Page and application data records
++++++
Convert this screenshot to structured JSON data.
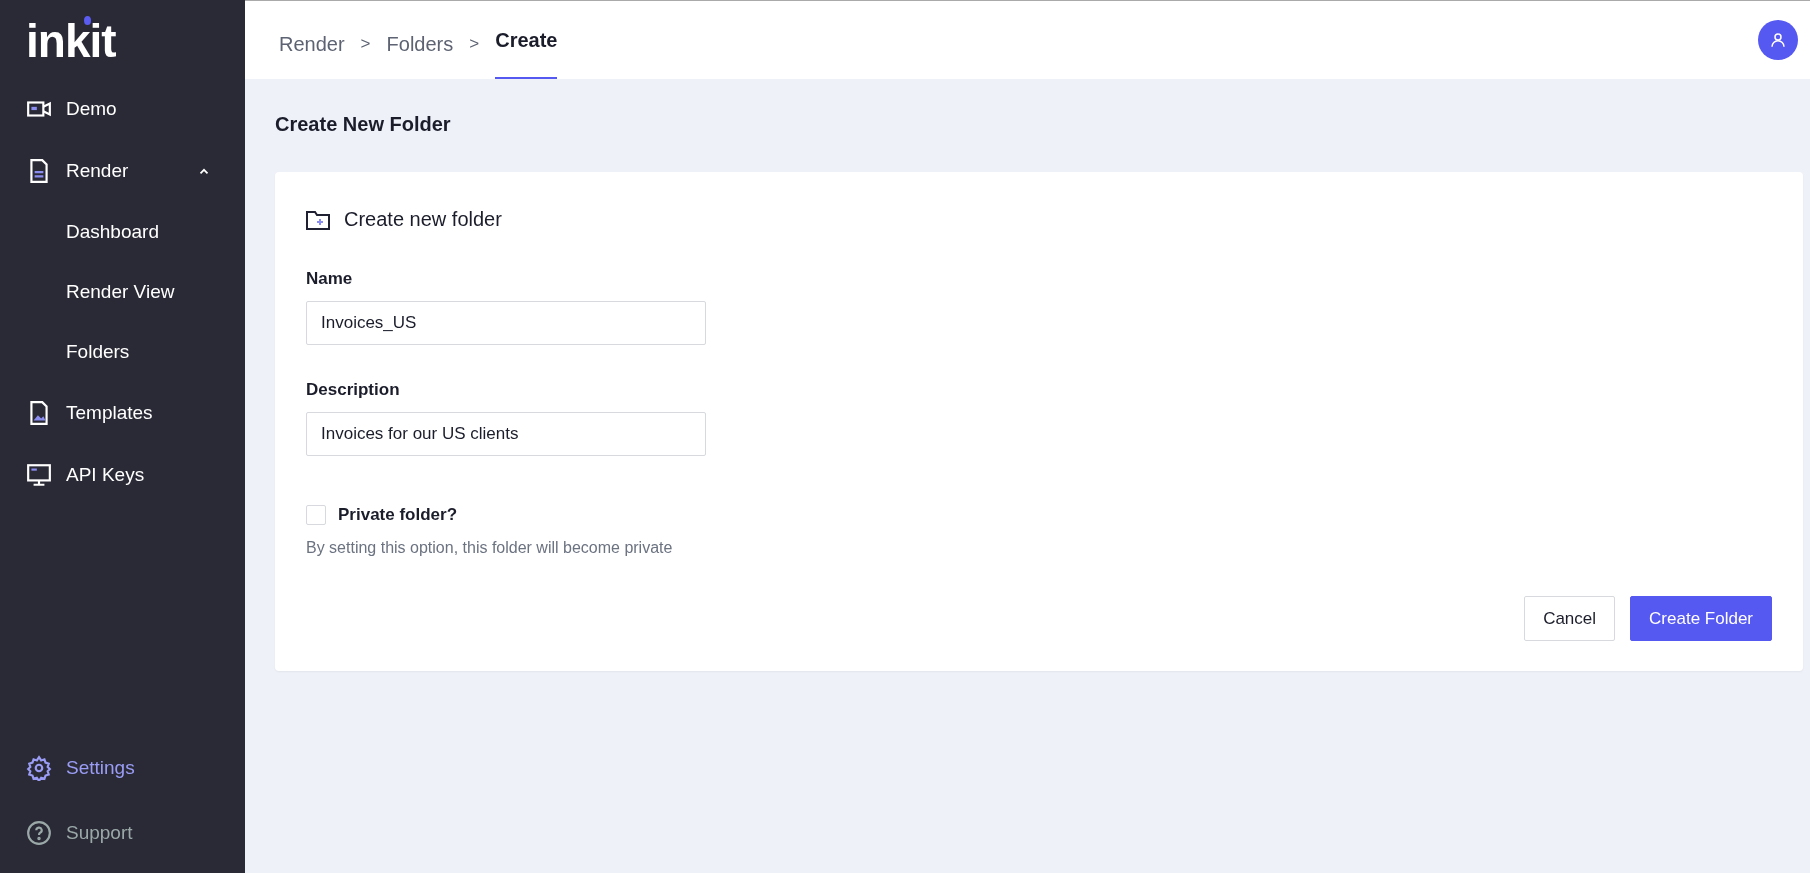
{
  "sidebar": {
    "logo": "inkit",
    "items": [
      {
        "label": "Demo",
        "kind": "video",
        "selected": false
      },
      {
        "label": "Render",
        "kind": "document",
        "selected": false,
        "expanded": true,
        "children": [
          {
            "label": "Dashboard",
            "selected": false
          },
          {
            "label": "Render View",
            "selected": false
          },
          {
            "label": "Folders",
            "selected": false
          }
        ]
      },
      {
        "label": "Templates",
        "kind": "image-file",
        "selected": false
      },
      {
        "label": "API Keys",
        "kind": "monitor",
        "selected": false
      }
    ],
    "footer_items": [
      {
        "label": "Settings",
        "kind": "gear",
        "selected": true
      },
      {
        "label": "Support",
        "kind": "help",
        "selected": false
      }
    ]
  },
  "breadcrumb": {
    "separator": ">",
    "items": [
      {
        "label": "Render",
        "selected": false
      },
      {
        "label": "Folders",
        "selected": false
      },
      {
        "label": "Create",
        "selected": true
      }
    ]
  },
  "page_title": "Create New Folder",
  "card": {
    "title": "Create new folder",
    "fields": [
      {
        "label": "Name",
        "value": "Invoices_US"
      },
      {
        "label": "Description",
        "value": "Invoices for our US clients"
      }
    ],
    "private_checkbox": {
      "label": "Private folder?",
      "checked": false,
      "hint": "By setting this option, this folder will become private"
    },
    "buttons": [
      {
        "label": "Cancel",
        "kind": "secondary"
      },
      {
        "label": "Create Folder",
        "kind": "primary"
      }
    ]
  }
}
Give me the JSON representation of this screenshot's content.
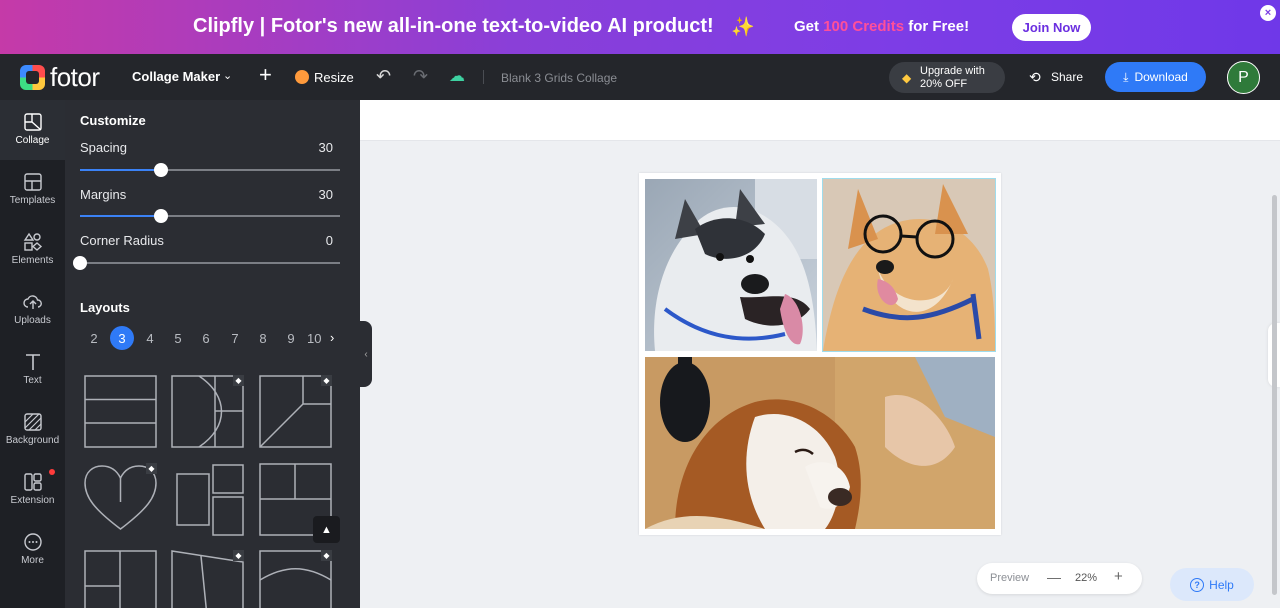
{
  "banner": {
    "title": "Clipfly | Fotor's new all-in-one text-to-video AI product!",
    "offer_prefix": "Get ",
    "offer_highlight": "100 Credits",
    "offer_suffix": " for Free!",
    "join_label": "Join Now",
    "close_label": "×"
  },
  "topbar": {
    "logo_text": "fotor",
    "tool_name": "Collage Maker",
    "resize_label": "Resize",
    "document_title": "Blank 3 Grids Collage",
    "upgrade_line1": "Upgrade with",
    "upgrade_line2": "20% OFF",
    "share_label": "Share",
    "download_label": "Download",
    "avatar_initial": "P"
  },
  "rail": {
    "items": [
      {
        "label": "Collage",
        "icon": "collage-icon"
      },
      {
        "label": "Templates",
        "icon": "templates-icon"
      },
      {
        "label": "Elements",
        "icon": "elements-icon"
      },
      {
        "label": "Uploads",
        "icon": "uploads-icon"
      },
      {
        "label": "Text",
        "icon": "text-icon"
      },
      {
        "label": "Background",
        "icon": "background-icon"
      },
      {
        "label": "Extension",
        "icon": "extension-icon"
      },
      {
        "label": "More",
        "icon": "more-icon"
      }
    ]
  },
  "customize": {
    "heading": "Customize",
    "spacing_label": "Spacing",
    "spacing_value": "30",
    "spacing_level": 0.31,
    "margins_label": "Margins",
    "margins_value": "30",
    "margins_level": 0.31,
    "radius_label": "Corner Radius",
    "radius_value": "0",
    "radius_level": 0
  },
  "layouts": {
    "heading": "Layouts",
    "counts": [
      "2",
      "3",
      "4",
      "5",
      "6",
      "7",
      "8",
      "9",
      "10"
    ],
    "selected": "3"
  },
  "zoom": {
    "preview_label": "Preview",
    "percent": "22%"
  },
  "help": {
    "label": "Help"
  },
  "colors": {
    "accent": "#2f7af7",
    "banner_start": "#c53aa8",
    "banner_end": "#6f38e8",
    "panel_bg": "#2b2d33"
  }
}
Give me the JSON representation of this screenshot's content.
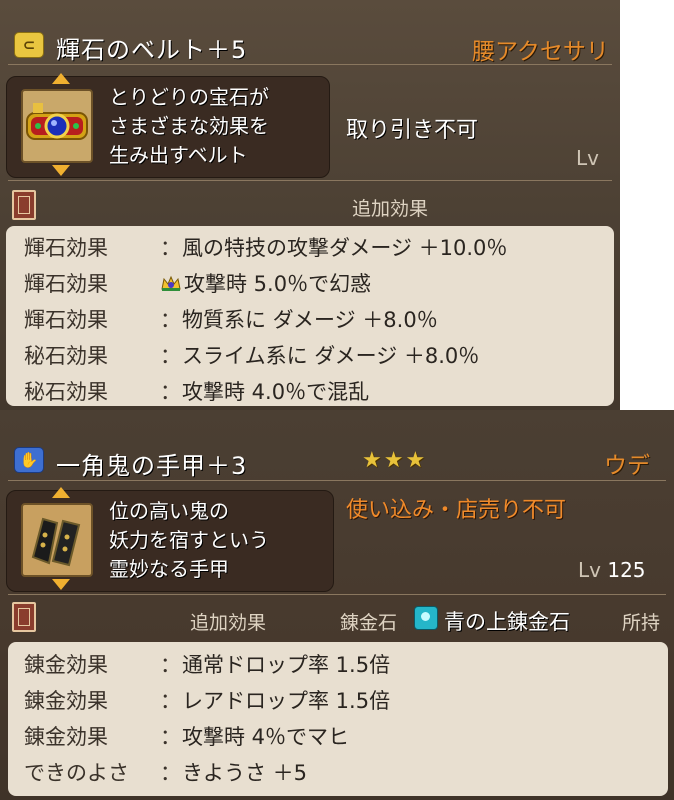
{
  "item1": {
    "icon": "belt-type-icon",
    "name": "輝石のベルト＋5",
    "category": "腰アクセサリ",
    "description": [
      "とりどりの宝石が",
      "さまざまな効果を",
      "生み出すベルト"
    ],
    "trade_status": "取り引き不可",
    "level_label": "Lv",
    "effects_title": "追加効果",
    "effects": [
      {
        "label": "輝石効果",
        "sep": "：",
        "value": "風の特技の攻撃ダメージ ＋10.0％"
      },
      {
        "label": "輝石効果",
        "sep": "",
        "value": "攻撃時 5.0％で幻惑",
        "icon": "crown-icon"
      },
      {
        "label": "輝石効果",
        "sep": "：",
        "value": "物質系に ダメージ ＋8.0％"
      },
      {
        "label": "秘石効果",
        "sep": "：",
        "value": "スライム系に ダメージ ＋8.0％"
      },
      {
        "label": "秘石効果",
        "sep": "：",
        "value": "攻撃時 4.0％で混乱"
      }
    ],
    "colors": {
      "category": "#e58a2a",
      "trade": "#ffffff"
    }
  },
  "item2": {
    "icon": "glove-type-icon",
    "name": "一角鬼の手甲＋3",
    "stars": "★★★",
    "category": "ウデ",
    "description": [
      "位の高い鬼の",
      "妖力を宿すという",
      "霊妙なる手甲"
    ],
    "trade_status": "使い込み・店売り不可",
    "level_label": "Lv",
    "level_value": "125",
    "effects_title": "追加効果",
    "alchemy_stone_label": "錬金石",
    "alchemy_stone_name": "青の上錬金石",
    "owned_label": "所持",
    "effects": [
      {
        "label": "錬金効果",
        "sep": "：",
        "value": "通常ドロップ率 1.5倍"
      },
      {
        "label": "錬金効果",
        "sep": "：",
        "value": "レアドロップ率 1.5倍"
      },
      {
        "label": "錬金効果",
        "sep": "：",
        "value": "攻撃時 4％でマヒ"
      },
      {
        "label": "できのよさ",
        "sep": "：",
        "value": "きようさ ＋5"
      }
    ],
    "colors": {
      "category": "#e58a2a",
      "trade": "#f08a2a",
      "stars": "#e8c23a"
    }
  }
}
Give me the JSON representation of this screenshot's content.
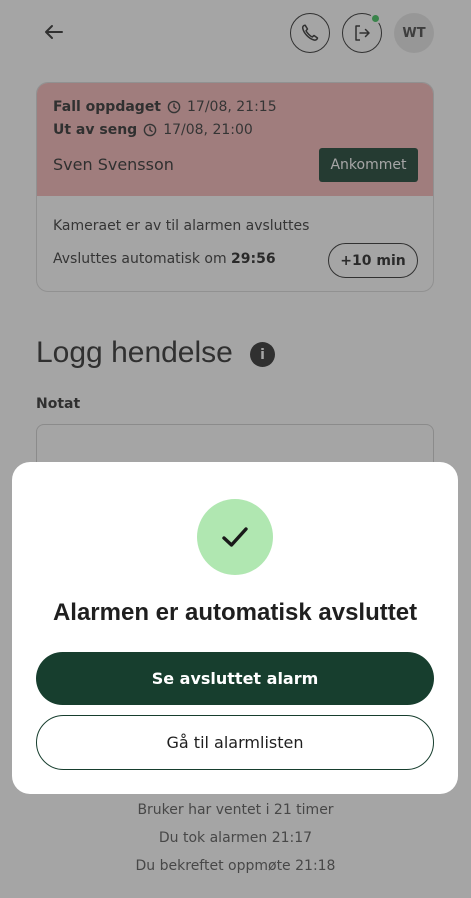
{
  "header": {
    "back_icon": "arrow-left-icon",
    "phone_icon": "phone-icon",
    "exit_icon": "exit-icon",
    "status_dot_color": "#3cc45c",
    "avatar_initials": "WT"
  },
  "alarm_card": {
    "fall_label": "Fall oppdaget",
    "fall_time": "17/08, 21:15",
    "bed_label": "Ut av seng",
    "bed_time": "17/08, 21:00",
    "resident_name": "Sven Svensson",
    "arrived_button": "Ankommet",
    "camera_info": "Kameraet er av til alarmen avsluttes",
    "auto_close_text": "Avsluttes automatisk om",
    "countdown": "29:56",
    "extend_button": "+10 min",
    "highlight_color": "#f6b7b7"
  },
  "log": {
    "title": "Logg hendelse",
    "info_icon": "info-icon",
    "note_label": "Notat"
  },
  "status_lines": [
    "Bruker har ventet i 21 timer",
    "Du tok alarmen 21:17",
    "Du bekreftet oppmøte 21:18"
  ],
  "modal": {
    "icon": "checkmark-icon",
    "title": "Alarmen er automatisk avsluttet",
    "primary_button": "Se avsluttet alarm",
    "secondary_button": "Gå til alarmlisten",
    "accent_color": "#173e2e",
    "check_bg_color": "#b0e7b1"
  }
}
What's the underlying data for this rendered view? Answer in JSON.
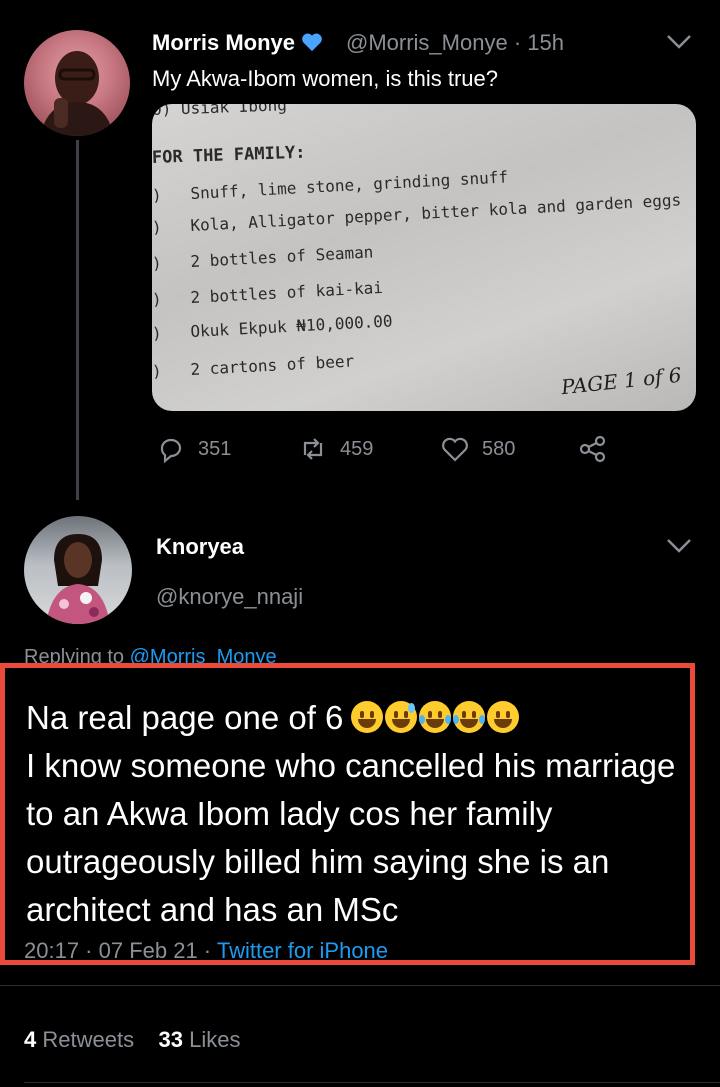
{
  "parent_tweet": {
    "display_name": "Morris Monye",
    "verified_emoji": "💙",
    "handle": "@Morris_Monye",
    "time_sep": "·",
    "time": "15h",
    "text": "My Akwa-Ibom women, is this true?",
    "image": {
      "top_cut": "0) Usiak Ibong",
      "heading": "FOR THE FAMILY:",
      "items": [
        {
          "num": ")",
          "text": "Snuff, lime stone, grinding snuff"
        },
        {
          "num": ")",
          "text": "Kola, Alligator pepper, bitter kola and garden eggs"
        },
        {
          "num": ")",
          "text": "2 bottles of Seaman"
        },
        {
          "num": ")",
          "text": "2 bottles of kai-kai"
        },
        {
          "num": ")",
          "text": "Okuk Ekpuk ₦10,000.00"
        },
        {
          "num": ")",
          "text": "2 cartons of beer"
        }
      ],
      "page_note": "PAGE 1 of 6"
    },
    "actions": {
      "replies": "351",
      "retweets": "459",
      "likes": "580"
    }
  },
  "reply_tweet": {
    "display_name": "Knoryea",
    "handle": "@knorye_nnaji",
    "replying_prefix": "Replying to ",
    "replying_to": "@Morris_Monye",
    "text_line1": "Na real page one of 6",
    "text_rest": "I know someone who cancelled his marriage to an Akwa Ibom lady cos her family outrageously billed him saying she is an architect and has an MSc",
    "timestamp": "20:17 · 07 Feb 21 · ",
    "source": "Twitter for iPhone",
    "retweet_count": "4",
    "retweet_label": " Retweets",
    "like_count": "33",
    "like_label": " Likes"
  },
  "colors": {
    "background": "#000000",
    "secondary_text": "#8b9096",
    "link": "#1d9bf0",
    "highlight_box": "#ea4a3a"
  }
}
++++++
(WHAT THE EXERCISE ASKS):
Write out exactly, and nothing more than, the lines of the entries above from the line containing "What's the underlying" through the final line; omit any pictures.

(RESPONSE BELOW):
What's the underlying data for this rendered view? Answer in JSON.
{
  "parent_tweet": {
    "display_name": "Morris Monye",
    "verified_emoji": "💙",
    "handle": "@Morris_Monye",
    "time_sep": "·",
    "time": "15h",
    "text": "My Akwa-Ibom women, is this true?",
    "image": {
      "top_cut": "0) Usiak Ibong",
      "heading": "FOR THE FAMILY:",
      "items": [
        {
          "num": ")",
          "text": "Snuff, lime stone, grinding snuff"
        },
        {
          "num": ")",
          "text": "Kola, Alligator pepper, bitter kola and garden eggs"
        },
        {
          "num": ")",
          "text": "2 bottles of Seaman"
        },
        {
          "num": ")",
          "text": "2 bottles of kai-kai"
        },
        {
          "num": ")",
          "text": "Okuk Ekpuk ₦10,000.00"
        },
        {
          "num": ")",
          "text": "2 cartons of beer"
        }
      ],
      "page_note": "PAGE 1 of 6"
    },
    "actions": {
      "replies": "351",
      "retweets": "459",
      "likes": "580"
    }
  },
  "reply_tweet": {
    "display_name": "Knoryea",
    "handle": "@knorye_nnaji",
    "replying_prefix": "Replying to ",
    "replying_to": "@Morris_Monye",
    "text_line1": "Na real page one of 6",
    "text_rest": "I know someone who cancelled his marriage to an Akwa Ibom lady cos her family outrageously billed him saying she is an architect and has an MSc",
    "timestamp": "20:17 · 07 Feb 21 · ",
    "source": "Twitter for iPhone",
    "retweet_count": "4",
    "retweet_label": " Retweets",
    "like_count": "33",
    "like_label": " Likes"
  },
  "colors": {
    "background": "#000000",
    "secondary_text": "#8b9096",
    "link": "#1d9bf0",
    "highlight_box": "#ea4a3a"
  }
}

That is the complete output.